As I understand it, this was also shot mainly on locations…
Yeah, it was three locations, and there were these two mansions we shot in. They were creepy and they were so grand…I would get lost all the time in those houses, I didn’t know where I was most of the time. There was a bowling alley in one, and one was where Billy Madison was filmed; which is really cool. They really made it confusing for the audience, it was almost like a maze for Grace. She didn’t know where the front door was, she didn’t know how to get out, but it was feasible that she didn’t know.
You’ve already mentioned how you felt about the work that Radio Silence did putting this together, but did you have an trepidations about having a trio of people to go to in the production and how that would work out?
I was for maybe…two seconds, but we went and got lunch together and I met all of them, and I felt very safe in their hands.
So what’s more entertaining, playing the Satanist (The Babysitter), or being chased by them?
They both are a joy, I think it’s really how well rounded the character is. It is fun, diving into the mentality of someone who is really mentally ill to the point of wanting to murder people. I love crime documentaries, I’m fascinated by the minds of serial killers. Sometimes, they don’t even realize they are doing something wrong, it’s such a fascinating psyche to delve into. However, you do get a little strange, playing them for a month. You kind of get what I call, “the actors hangover,” where you are just so used to being in scenes where you’re playing an absolute freak. I know sometimes after filming characters like that, my fiance says things like, “can you not look at me like that, please.” He has to point it out and there I am, “sorry, sorry, I was just thinking about a scene, my bad;” and I’ll shake it off. Then, with Grace, it was such a great challenge to figure out how she would respond in this situation, because you can’t draw on life situations with scenes like this, so that was really fun, too.
Now, you’ve already had the experience of joining in on a cult project with Ash V. The Evil Dead, and now you’re part of the Bill and Ted world; is difficult entering into those worlds that have these massive fan bases already, compared to something fresh, like Ready or Not?

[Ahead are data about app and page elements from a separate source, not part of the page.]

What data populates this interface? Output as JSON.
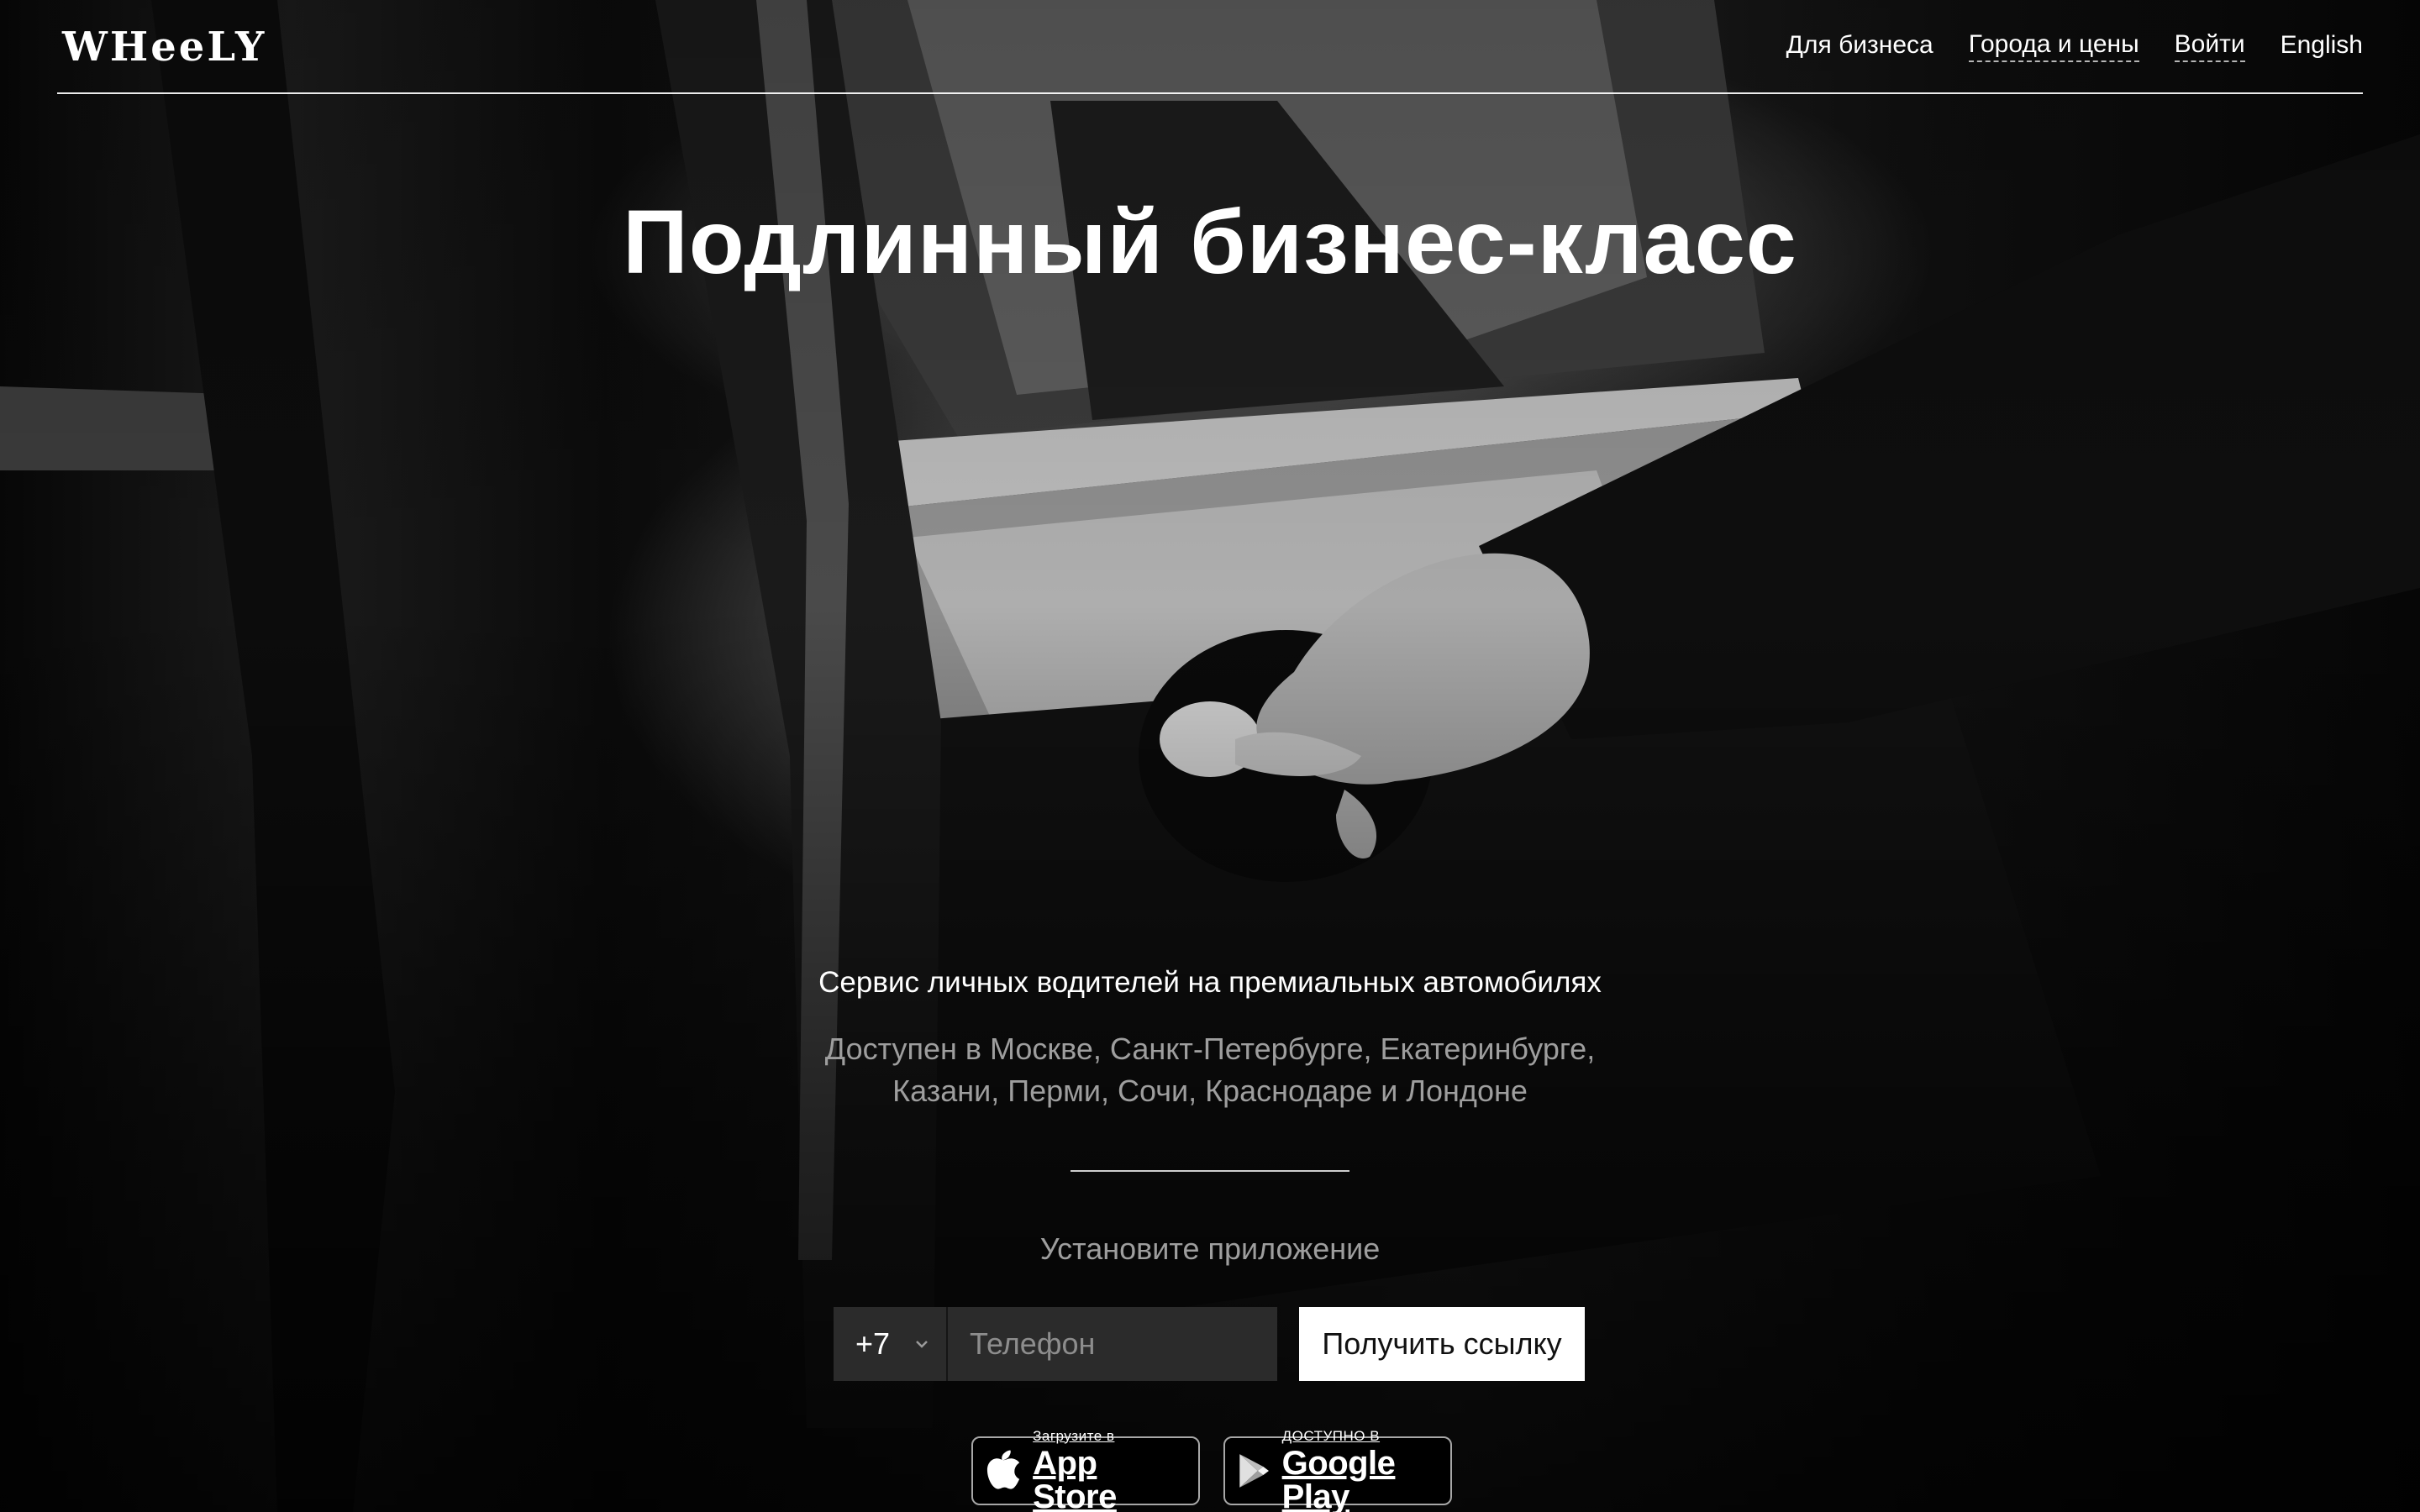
{
  "header": {
    "logo": "WHeeLY",
    "nav": {
      "business": "Для бизнеса",
      "cities": "Города и цены",
      "login": "Войти",
      "language": "English"
    }
  },
  "hero": {
    "title": "Подлинный бизнес-класс",
    "subtitle": "Сервис личных водителей на премиальных автомобилях",
    "cities_line1": "Доступен в Москве, Санкт-Петербурге, Екатеринбурге,",
    "cities_line2": "Казани, Перми, Сочи, Краснодаре и Лондоне"
  },
  "install": {
    "label": "Установите приложение",
    "country_code": "+7",
    "phone_placeholder": "Телефон",
    "phone_value": "",
    "button": "Получить ссылку"
  },
  "badges": {
    "app_store": {
      "small": "Загрузите в",
      "big": "App Store",
      "icon": "apple-icon"
    },
    "google_play": {
      "small": "ДОСТУПНО В",
      "big": "Google Play",
      "icon": "google-play-icon"
    }
  },
  "colors": {
    "background": "#050505",
    "text": "#ffffff",
    "muted_text": "#9e9e9e",
    "input_bg": "#2b2b2b",
    "button_bg": "#ffffff"
  }
}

There’s less pressure for sure. I mean, with Bill and Ted, I can’t even think about it that much, because I’ll have a panic attack. There is that expectation and pressure on me, that I want to give the fans what they want and you just try your best and hope for the best, and you really don’t know how people are going to respond. Whereas, with Ready or Not–I mean, I try not to even look at reviews or look online too much, because I don’t think they’re healthy for an actor go down that road, but my fiance will just read out really nice things. We’re all so pleasantly surprised with how well this has been received, it is way more successful than we imagined it would be.
Ready or Not is now in theaters.